About this exercise: Copy each line of the listing below where the word "name" turns up.
---------- Dataset records
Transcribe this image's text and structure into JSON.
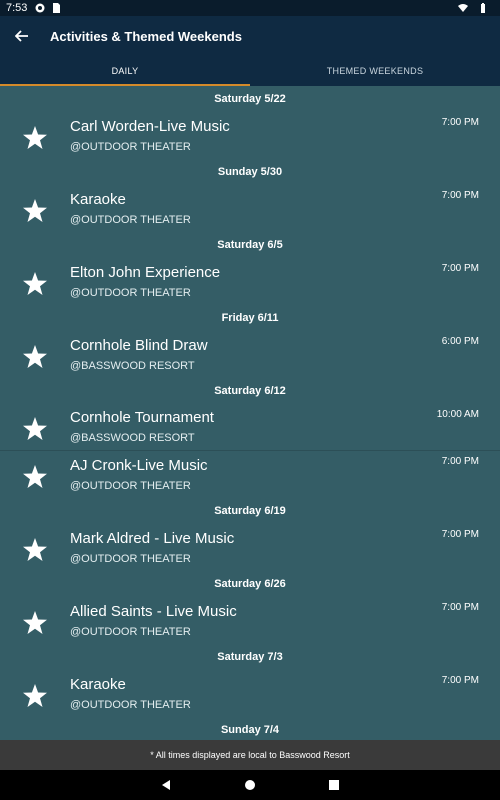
{
  "status_bar": {
    "time": "7:53"
  },
  "app_bar": {
    "title": "Activities & Themed Weekends"
  },
  "tabs": [
    {
      "label": "DAILY",
      "active": true
    },
    {
      "label": "THEMED WEEKENDS",
      "active": false
    }
  ],
  "groups": [
    {
      "date": "Saturday 5/22",
      "events": [
        {
          "name": "Carl Worden-Live Music",
          "venue": "@OUTDOOR THEATER",
          "time": "7:00 PM"
        }
      ]
    },
    {
      "date": "Sunday 5/30",
      "events": [
        {
          "name": "Karaoke",
          "venue": "@OUTDOOR THEATER",
          "time": "7:00 PM"
        }
      ]
    },
    {
      "date": "Saturday 6/5",
      "events": [
        {
          "name": "Elton John Experience",
          "venue": "@OUTDOOR THEATER",
          "time": "7:00 PM"
        }
      ]
    },
    {
      "date": "Friday 6/11",
      "events": [
        {
          "name": "Cornhole Blind Draw",
          "venue": "@BASSWOOD RESORT",
          "time": "6:00 PM"
        }
      ]
    },
    {
      "date": "Saturday 6/12",
      "events": [
        {
          "name": "Cornhole Tournament",
          "venue": "@BASSWOOD RESORT",
          "time": "10:00 AM"
        },
        {
          "name": "AJ Cronk-Live Music",
          "venue": "@OUTDOOR THEATER",
          "time": "7:00 PM"
        }
      ]
    },
    {
      "date": "Saturday 6/19",
      "events": [
        {
          "name": "Mark Aldred - Live Music",
          "venue": "@OUTDOOR THEATER",
          "time": "7:00 PM"
        }
      ]
    },
    {
      "date": "Saturday 6/26",
      "events": [
        {
          "name": "Allied Saints - Live Music",
          "venue": "@OUTDOOR THEATER",
          "time": "7:00 PM"
        }
      ]
    },
    {
      "date": "Saturday 7/3",
      "events": [
        {
          "name": "Karaoke",
          "venue": "@OUTDOOR THEATER",
          "time": "7:00 PM"
        }
      ]
    },
    {
      "date": "Sunday 7/4",
      "events": []
    }
  ],
  "footer": {
    "note": "* All times displayed are local to Basswood Resort"
  },
  "colors": {
    "appbar": "#0f2a42",
    "content": "#345d66",
    "tab_indicator": "#d48a2a",
    "footer": "#3a3a3a"
  },
  "icons": {
    "back": "arrow-left-icon",
    "favorite": "star-icon"
  }
}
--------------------
Solution for this exercise:
          "name": "Carl Worden-Live Music",
          "name": "Karaoke",
          "name": "Elton John Experience",
          "name": "Cornhole Blind Draw",
          "name": "Cornhole Tournament",
          "name": "AJ Cronk-Live Music",
          "name": "Mark Aldred - Live Music",
          "name": "Allied Saints - Live Music",
          "name": "Karaoke",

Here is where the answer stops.